Sabitha’s friend, Edith, convinces her to write a letter to Johanna from Ken (played by Guy Pearce), Sabitha’s ex-convict, drug-addicted father. Ken is a mess: he has a drug-addict girlfriend (played by Jennifer Jason Leigh), lives in a dilapidated motel which he is ostensibly fixing up, and was responsible for the death of Sabitha’s mother. Johanna decides to take a chance on love and abandons her job with Mr. McCauley and Sabitha to visit Ken.

Kristen Wiig is spectacular in this movie, delivering an understated, nuanced performance; she portrays a wide variety of emotions with a simple mouth twitch or a slight nod. This is surprising as she was mostly a comedic actress in the slapstick vein. Wiig plays Johanna as a person who has been beaten down by life, but refuses to give up and even is even able to make the best of a horrible situation caused by a cruel, mean-spirited trick. She is damaged, but not broken. She transforms from someone who has never loved but wants to into someone who does love, unconditionally.
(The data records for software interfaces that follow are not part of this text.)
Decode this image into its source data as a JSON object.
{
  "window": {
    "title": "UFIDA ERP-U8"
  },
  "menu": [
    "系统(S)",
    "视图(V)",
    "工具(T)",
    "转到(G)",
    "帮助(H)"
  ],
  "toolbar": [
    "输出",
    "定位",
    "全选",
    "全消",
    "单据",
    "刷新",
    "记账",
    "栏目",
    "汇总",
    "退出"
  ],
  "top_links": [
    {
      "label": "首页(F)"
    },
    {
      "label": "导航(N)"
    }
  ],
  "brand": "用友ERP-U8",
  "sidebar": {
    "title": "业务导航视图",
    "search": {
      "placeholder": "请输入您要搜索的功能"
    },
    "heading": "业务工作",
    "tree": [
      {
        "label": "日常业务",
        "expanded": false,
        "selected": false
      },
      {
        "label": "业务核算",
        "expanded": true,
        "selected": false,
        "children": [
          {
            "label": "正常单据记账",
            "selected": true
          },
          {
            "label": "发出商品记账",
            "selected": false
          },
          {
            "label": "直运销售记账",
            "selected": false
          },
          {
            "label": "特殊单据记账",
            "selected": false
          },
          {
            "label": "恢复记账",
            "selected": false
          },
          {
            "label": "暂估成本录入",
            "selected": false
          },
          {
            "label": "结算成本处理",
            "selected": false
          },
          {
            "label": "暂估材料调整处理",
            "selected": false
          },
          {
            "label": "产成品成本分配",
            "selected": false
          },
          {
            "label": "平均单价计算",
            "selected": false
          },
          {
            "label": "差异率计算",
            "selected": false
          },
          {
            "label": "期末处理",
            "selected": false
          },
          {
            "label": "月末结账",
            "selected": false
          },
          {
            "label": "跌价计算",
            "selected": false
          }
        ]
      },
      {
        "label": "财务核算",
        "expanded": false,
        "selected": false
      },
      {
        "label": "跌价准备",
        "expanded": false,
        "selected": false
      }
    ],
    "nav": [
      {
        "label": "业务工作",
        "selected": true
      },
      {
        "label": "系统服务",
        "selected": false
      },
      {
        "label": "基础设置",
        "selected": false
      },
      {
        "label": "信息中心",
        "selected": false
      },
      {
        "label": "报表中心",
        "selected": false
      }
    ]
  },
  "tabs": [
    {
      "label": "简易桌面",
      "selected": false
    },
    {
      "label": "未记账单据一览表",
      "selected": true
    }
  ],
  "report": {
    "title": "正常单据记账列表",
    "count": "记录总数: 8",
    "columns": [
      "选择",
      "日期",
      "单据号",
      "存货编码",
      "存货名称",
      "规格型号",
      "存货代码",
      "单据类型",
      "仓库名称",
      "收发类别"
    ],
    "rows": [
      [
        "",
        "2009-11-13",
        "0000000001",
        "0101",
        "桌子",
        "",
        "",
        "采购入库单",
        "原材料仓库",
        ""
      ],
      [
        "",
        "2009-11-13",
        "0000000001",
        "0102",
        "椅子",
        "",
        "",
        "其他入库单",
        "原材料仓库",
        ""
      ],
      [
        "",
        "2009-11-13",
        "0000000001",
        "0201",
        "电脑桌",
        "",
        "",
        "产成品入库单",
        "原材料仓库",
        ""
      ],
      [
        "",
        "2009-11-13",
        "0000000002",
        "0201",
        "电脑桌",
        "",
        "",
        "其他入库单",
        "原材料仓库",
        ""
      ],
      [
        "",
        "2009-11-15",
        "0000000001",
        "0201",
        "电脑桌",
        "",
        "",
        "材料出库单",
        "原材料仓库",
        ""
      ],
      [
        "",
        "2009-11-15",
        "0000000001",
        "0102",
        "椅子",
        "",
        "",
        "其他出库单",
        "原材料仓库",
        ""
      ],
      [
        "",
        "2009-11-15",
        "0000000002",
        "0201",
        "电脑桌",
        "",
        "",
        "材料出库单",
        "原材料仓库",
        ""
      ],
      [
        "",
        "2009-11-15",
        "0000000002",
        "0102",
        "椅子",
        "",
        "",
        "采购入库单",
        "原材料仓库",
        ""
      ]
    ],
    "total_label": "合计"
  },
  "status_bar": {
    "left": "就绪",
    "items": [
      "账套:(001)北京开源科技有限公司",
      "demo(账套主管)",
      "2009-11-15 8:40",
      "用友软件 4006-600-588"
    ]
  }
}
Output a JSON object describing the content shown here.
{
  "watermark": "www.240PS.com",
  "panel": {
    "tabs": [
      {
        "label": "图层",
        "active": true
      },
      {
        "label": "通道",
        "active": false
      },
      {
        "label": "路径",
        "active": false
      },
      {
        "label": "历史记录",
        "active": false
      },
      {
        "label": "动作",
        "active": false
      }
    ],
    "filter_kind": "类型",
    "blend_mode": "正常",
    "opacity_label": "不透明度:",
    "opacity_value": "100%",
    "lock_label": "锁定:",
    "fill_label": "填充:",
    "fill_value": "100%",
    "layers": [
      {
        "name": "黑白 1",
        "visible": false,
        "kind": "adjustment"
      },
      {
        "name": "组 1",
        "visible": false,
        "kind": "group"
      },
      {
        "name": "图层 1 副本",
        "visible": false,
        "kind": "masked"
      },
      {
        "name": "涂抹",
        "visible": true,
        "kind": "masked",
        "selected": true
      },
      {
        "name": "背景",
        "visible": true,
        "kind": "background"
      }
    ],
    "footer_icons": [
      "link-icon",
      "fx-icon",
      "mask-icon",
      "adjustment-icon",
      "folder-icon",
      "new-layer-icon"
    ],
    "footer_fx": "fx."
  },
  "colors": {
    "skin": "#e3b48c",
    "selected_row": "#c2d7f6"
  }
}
Based on a short story by Alice Munro, “Hateship, Friendship, Courtship, Loveship, Marriage,” the movie is a moving portrayal of realistic adult love. Broken people find each other and are able to fall in love despite neither being glamorous, wealthy,  or conventionally attractive. The film never feels like it is beating the viewer over the head with this message. Rather, it lets the actors play out the theme in slow, quiet and moving way.

The film can be kind of slow-moving, but the understated performances offset this; the film never feels as if it is lagging. Another minor criticism is that Ken and his junkie girlfriend, Chloe (played by Jennifer Jason Leigh) look too fit. Ken is trim and muscular, he doesn’t look dissipated from years of smoking, drug abuse, malnutrition and soul-crushing guilt. Jennifer Jason Leigh is still very attractive; she looks nothing like an aging drug addict and is healthy with bright eyes. She’s not scrawny and emaciated as many drug addicts are. But this is only a minor gripe and does not take away from the movie or the performances of the actors.

Click on the following link to place a hold:

Hateship Loveship

Worth a look if you like realistic portrayals of adult love.

Skip it if your are more of a rom-com person.

-Steve